“It’s a spectrum disorder,” said Gallagher. “You have kids over here that are really high-functioning and they move through programs [quickly], and then you have kids over here that are on the lower end of the spectrum that you hare trying 15 different ways to teach the same concept.”
Two trailers at the North Bergen Preschool Center, located within James J. Braddock Park, are now the home of the autism program. Kornberg said that because of popular demand, another class of students will be added to the program within the next month, which will reach its five-month mark on Feb. 1.
Three students on their way
According to Gallagher, three students will soon be put into an “inclusion class,” which will be composed of 10 typical kids their age and some specially classified students. She that the autistic students will be “mainstreamed” into a regular education setting if their progress continues.

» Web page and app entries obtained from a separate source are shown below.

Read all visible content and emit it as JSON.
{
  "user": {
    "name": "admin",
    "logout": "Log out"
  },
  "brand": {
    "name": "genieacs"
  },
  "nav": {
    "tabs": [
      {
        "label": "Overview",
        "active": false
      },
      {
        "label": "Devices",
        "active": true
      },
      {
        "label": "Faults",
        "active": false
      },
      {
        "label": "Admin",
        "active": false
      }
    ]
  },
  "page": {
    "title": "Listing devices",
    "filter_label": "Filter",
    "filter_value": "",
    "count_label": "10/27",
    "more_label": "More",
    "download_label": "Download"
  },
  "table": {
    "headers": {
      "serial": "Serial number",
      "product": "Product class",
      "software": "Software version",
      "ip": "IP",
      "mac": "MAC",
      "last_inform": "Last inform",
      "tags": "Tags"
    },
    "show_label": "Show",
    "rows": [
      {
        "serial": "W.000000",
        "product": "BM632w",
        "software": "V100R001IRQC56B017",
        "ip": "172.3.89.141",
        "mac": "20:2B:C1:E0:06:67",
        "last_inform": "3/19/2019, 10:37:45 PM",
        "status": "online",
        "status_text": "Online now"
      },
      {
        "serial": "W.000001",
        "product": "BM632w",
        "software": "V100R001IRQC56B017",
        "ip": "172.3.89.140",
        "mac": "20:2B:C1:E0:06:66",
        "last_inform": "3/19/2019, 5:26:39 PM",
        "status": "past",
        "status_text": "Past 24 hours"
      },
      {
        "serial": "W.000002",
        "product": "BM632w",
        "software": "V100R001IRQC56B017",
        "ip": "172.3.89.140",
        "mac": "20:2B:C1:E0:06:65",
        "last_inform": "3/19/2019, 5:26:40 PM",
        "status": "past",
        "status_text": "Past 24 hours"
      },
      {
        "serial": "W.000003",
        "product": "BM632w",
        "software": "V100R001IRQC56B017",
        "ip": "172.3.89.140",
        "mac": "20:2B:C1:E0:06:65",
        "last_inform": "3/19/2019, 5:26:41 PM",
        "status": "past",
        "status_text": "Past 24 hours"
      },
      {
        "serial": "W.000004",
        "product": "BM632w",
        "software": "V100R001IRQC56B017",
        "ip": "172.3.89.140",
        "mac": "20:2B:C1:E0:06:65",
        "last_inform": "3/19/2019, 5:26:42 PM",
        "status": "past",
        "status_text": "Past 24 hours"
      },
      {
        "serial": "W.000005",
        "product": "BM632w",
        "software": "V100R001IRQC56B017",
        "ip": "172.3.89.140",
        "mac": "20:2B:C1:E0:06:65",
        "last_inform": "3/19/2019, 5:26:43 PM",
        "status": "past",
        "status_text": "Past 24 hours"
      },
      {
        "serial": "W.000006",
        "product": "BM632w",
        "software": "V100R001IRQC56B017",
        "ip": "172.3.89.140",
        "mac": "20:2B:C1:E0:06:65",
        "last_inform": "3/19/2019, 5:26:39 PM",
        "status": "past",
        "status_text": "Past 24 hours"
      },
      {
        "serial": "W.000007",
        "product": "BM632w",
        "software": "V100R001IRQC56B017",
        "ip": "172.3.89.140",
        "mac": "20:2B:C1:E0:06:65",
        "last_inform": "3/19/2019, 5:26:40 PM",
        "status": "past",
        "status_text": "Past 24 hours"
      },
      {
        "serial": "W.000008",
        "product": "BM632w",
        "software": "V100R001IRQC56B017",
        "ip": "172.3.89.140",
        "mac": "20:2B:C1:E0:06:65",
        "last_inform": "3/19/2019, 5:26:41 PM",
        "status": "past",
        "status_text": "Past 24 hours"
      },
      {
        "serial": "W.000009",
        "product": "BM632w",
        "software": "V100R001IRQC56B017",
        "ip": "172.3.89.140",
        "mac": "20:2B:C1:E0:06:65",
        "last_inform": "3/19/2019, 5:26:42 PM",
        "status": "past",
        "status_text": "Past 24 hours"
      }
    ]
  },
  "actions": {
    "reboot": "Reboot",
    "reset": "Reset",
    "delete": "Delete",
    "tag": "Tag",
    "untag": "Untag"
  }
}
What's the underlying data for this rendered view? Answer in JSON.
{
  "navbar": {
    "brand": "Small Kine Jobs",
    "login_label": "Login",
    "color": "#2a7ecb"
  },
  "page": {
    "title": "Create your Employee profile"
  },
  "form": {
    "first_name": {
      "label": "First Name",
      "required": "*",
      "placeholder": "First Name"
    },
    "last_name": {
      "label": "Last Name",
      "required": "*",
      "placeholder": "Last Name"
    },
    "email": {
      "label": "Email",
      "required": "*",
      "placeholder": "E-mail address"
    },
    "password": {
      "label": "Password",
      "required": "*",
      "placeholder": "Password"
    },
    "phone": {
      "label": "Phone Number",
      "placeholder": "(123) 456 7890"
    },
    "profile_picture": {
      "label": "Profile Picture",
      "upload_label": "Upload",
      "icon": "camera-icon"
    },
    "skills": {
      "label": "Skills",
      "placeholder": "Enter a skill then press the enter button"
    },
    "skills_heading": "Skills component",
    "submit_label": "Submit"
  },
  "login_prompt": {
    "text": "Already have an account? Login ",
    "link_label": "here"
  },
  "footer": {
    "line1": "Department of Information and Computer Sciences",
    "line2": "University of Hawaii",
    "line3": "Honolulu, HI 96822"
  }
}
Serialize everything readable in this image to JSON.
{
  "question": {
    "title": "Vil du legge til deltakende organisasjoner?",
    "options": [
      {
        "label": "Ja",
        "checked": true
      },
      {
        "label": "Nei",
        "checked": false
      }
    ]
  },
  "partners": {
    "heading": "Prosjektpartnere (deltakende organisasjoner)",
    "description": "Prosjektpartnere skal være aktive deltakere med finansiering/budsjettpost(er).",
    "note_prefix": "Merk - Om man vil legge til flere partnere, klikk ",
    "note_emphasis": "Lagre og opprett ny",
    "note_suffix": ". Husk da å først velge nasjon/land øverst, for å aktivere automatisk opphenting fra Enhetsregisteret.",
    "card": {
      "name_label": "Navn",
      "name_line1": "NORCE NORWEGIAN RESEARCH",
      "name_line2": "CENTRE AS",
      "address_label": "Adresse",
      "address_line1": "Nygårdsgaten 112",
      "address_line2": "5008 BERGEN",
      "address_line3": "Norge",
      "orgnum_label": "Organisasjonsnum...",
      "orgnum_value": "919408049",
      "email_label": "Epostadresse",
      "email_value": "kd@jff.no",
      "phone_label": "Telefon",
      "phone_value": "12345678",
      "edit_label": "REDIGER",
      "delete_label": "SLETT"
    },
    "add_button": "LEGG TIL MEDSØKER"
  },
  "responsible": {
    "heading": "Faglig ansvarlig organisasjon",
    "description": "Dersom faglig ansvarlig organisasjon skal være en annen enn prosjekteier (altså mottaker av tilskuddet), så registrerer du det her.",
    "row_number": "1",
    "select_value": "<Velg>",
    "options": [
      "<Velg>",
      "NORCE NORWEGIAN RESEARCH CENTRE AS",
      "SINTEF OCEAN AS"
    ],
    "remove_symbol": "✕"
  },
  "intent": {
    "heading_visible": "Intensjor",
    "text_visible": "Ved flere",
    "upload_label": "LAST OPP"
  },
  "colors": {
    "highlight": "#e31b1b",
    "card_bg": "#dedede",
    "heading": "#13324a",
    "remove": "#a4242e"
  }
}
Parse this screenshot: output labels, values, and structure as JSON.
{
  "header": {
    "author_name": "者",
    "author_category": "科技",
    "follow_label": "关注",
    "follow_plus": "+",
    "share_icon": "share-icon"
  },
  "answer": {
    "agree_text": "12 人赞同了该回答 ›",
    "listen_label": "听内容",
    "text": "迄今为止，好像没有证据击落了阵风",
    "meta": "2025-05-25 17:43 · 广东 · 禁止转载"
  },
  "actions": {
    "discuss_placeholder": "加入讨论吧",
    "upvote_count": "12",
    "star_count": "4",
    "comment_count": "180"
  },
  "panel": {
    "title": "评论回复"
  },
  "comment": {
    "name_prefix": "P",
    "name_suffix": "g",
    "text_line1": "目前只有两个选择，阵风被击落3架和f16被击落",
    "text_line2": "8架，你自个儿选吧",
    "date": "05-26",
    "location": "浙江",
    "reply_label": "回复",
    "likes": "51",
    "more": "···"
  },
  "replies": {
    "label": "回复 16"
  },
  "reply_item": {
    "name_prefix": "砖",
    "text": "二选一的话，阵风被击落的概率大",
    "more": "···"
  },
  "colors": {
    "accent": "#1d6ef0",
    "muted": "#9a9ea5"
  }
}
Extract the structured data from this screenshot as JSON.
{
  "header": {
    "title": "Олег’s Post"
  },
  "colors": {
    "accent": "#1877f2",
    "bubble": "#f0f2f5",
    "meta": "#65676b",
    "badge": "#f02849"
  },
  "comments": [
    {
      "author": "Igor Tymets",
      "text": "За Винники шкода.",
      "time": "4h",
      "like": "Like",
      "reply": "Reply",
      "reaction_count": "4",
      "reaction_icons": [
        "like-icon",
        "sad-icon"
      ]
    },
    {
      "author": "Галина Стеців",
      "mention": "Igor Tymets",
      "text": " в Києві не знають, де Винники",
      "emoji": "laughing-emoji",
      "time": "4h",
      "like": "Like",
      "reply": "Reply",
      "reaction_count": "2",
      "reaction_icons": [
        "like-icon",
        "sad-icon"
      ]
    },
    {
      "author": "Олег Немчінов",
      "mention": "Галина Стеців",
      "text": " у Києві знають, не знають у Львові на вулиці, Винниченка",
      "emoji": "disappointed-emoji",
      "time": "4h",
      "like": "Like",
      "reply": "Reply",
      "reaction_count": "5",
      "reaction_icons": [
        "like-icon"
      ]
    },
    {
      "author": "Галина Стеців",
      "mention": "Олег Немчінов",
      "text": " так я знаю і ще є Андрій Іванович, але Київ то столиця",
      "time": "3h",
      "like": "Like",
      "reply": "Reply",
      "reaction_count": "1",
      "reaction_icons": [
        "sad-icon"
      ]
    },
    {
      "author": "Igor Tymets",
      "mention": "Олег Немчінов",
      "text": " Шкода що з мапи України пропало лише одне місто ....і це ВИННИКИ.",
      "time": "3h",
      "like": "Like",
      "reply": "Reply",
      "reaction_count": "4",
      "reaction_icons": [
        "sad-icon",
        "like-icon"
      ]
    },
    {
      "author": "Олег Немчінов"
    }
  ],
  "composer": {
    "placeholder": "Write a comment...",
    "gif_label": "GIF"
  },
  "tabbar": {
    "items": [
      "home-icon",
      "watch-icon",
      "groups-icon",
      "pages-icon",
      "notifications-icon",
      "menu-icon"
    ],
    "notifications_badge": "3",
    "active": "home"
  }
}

She said that part of the benefit of having autistic students within the school district is their proximity to regular education classes. She said that these students’ peers are being taught in the trailer next door, not in another municipality, which makes the logistics of bring students into the typical population easier.
Cheselka said that she has seen great progress in specific students.
“[With autism] you see some maladaptive behaviors, lots of tantrums,” said Cheselka. “An inability to communicate is one of the biggest obstacles. So we have this one little boy [who would] come in everyday and tantrum.”
She said that over the last few months he has learned to manage some of that behavior and is able to communicate more efficiently.
Teacher Vanessa Treus, who worked for a private institution that she said did not have the same staffing or materials as North Bergen, called her students’ progress “remarkable.”
“All of them know their addresses, home numbers, their states, their countries,” said Treus. “We have kids who are learning their letters to kids that are reading words.”
Kornberg said that this program will only be successful if it can grow to higher grade levels as its students do.
“That is very important, because if we don’t do that, then we have to look at an outside placement, and then we just defeated what our intentions were,” said Kornberg.
He hopes to expand it to a kindergarten, first, and possibly second grade class next year, but finding space within an already crowded school district will be a struggle. He also wants to make sure that the autistic classes are close to typical grade level ones, so mainstreaming students will be easier.
In addition to finding space, he hopes that more parents will become involved in the support services they have provided, since changing the students’ behavior at home is half the battle. He also wants to bring in more technology.
Still, he said the program is 95 percent where they had hoped it would be by this time.
Public school learning at its best
Kelly Urso’s son Dylan was placed in an early intervention program before coming to North Bergen’s program.
Urso, who works at the preschool center as a teacher’s aide, said that she has seen a 100 percent change in him.
“[His] speech isn’t where is should be yet, but it’s gotten better,” said Urso. “He is not afraid of anything. He is persistent, much more social…he was social before, but now he’ll give people a chance.”
She said that she wanted him in the district because of its good reputation, and because of the possibility to be mainstreamed.
Teacher Kimberly Cerbone said that data was constantly being taken and that students are building on skills every day.
Gallagher said that it was because of people like Kornberg and Dandorph that the program has been given the tools to succeed.
“When I’m [at the school] I always get the chills because I wouldn’t think this program would work as beautifully as it works,” said Dandorph. “We always try to put ourselves in the position as the parent. This is what we would want for our child.”
Cheselka said that she was happy to institute a program that often fails in the public school setting because of inadequate support and funds.
“It has given me such a unique opportunity to be able to implement a program that is effective in a public school setting,” said Cheselka. “In a community that really has a need for it, [it’s] just amazing.”
Tricia Tirella may be reached at TriciaT@hudsonreporter.com.